Tuesday, March 4, 2008

The Blogger's Sister Scores

Thank you Cynthia for Mister Pip. Yes, readers, my sister's taste is as depressing as mine when it comes to reading material, however, this lovely novel by Lloyd Jones is filled with such redemptive moments that the tragic events somehow seem tolerable.
On an unnamed island somewhere off the coast of Australia, a community decimated by tribal wars and "redskin" invasions, tries to survive without the presence of the men, who have left their women and children to join the rebel forces. The only male left in the village is the eccentric and distrusted old white man whom the kids have nicknamed "PopEye." His name is Mr. Watts and he will try, through the power of words, to lay an heretofore unfathomable world at the feet of the island children.

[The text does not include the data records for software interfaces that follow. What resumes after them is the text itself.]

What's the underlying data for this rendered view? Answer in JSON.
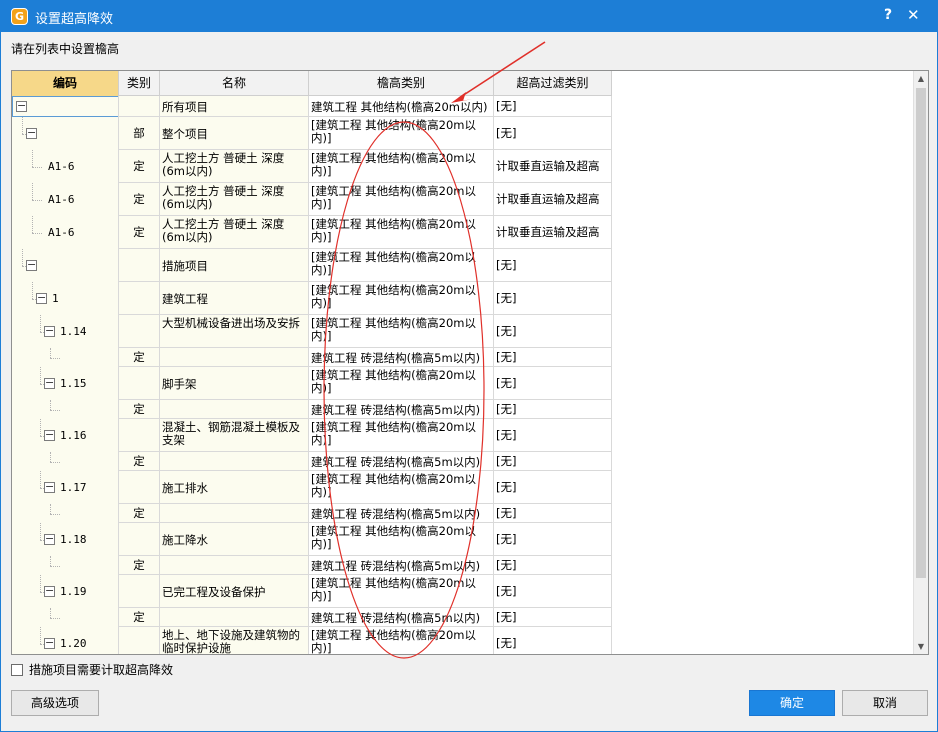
{
  "window": {
    "title": "设置超高降效",
    "help_glyph": "?",
    "close_glyph": "✕",
    "icon_glyph": "G"
  },
  "prompt": "请在列表中设置檐高",
  "columns": [
    "编码",
    "类别",
    "名称",
    "檐高类别",
    "超高过滤类别"
  ],
  "rows": [
    {
      "level": 0,
      "toggle": "−",
      "code": "",
      "type": "",
      "name": "所有项目",
      "eave": "建筑工程 其他结构(檐高20m以内)",
      "filter": "[无]",
      "selected": true
    },
    {
      "level": 1,
      "toggle": "−",
      "code": "",
      "type": "部",
      "name": "整个项目",
      "eave": "[建筑工程 其他结构(檐高20m以内)]",
      "filter": "[无]"
    },
    {
      "level": 2,
      "toggle": "",
      "code": "A1-6",
      "type": "定",
      "name": "人工挖土方 普硬土 深度(6m以内)",
      "eave": "[建筑工程 其他结构(檐高20m以内)]",
      "filter": "计取垂直运输及超高"
    },
    {
      "level": 2,
      "toggle": "",
      "code": "A1-6",
      "type": "定",
      "name": "人工挖土方 普硬土 深度(6m以内)",
      "eave": "[建筑工程 其他结构(檐高20m以内)]",
      "filter": "计取垂直运输及超高"
    },
    {
      "level": 2,
      "toggle": "",
      "code": "A1-6",
      "type": "定",
      "name": "人工挖土方 普硬土 深度(6m以内)",
      "eave": "[建筑工程 其他结构(檐高20m以内)]",
      "filter": "计取垂直运输及超高"
    },
    {
      "level": 1,
      "toggle": "−",
      "code": "",
      "type": "",
      "name": "措施项目",
      "eave": "[建筑工程 其他结构(檐高20m以内)]",
      "filter": "[无]"
    },
    {
      "level": 2,
      "toggle": "−",
      "code": "1",
      "type": "",
      "name": "建筑工程",
      "eave": "[建筑工程 其他结构(檐高20m以内)]",
      "filter": "[无]"
    },
    {
      "level": 3,
      "toggle": "−",
      "code": "1.14",
      "type": "",
      "name": "大型机械设备进出场及安拆",
      "eave": "[建筑工程 其他结构(檐高20m以内)]",
      "filter": "[无]"
    },
    {
      "level": 4,
      "toggle": "",
      "code": "",
      "type": "定",
      "name": "",
      "eave": "建筑工程 砖混结构(檐高5m以内)",
      "filter": "[无]"
    },
    {
      "level": 3,
      "toggle": "−",
      "code": "1.15",
      "type": "",
      "name": "脚手架",
      "eave": "[建筑工程 其他结构(檐高20m以内)]",
      "filter": "[无]"
    },
    {
      "level": 4,
      "toggle": "",
      "code": "",
      "type": "定",
      "name": "",
      "eave": "建筑工程 砖混结构(檐高5m以内)",
      "filter": "[无]"
    },
    {
      "level": 3,
      "toggle": "−",
      "code": "1.16",
      "type": "",
      "name": "混凝土、钢筋混凝土模板及支架",
      "eave": "[建筑工程 其他结构(檐高20m以内)]",
      "filter": "[无]"
    },
    {
      "level": 4,
      "toggle": "",
      "code": "",
      "type": "定",
      "name": "",
      "eave": "建筑工程 砖混结构(檐高5m以内)",
      "filter": "[无]"
    },
    {
      "level": 3,
      "toggle": "−",
      "code": "1.17",
      "type": "",
      "name": "施工排水",
      "eave": "[建筑工程 其他结构(檐高20m以内)]",
      "filter": "[无]"
    },
    {
      "level": 4,
      "toggle": "",
      "code": "",
      "type": "定",
      "name": "",
      "eave": "建筑工程 砖混结构(檐高5m以内)",
      "filter": "[无]"
    },
    {
      "level": 3,
      "toggle": "−",
      "code": "1.18",
      "type": "",
      "name": "施工降水",
      "eave": "[建筑工程 其他结构(檐高20m以内)]",
      "filter": "[无]"
    },
    {
      "level": 4,
      "toggle": "",
      "code": "",
      "type": "定",
      "name": "",
      "eave": "建筑工程 砖混结构(檐高5m以内)",
      "filter": "[无]"
    },
    {
      "level": 3,
      "toggle": "−",
      "code": "1.19",
      "type": "",
      "name": "已完工程及设备保护",
      "eave": "[建筑工程 其他结构(檐高20m以内)]",
      "filter": "[无]"
    },
    {
      "level": 4,
      "toggle": "",
      "code": "",
      "type": "定",
      "name": "",
      "eave": "建筑工程 砖混结构(檐高5m以内)",
      "filter": "[无]"
    },
    {
      "level": 3,
      "toggle": "−",
      "code": "1.20",
      "type": "",
      "name": "地上、地下设施及建筑物的临时保护设施",
      "eave": "[建筑工程 其他结构(檐高20m以内)]",
      "filter": "[无]"
    }
  ],
  "checkbox": {
    "label": "措施项目需要计取超高降效",
    "checked": false
  },
  "buttons": {
    "advanced": "高级选项",
    "ok": "确定",
    "cancel": "取消"
  },
  "colors": {
    "titlebar": "#1d7ed6",
    "header_code": "#f6d889",
    "annotation": "#e0302a"
  }
}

At a time in our own history when the power of language is being discussed daily in the news, I'm disheartened to admit that I'm having trouble reaching for the right ones to describe the beauty Lloyd Jones conjurs up in my mind when he describes the rapt faces of these children as they sit in their decrepit one-room schoolhouse, listening to Mr. Watts read to them from his tattered copy of Great Expectations. Imaginations fired, the children come to intimately know Pip, Mr. Jaggers, Miss Havisham and Estella. They also become acquainted with a world of possibilities outside of their proscribed little island. (I actually was moved to download Great Expectations to my mp3 for a long overdue reread of the Dickens classic.)

In an effort to assuage the skepticism from the mothers in the village, who fear losing their children to Pip's world, Mr. Watts very cleverly invites them to join their children in the schoolhouse and share with everyone a piece of their hard-earned life lessons. Of course, as you know, "a little knowledge is a dangerous thing," and soon rumors spread about the mysterious white man, Mister Pip, who's filled the heads of the native children, our delightful narrator Matilda in particular, with hopes and dreams and "great expectations" which might lead to empowerment.

This powerful little novel would make a great book discussion so I may put it on my short list for next season. It has everything I crave in a novel; love, loss, imagination, trust, faith, and the courage to speak for what we believe in when no one around us will. Timely, isn't it?

2 comments:

Anonymous said...

I just finished Mr. Pip last week! I thought it was just great! And you are right on about it being a great book for discussion!
Maryellen

Martin said...

Good Job! :)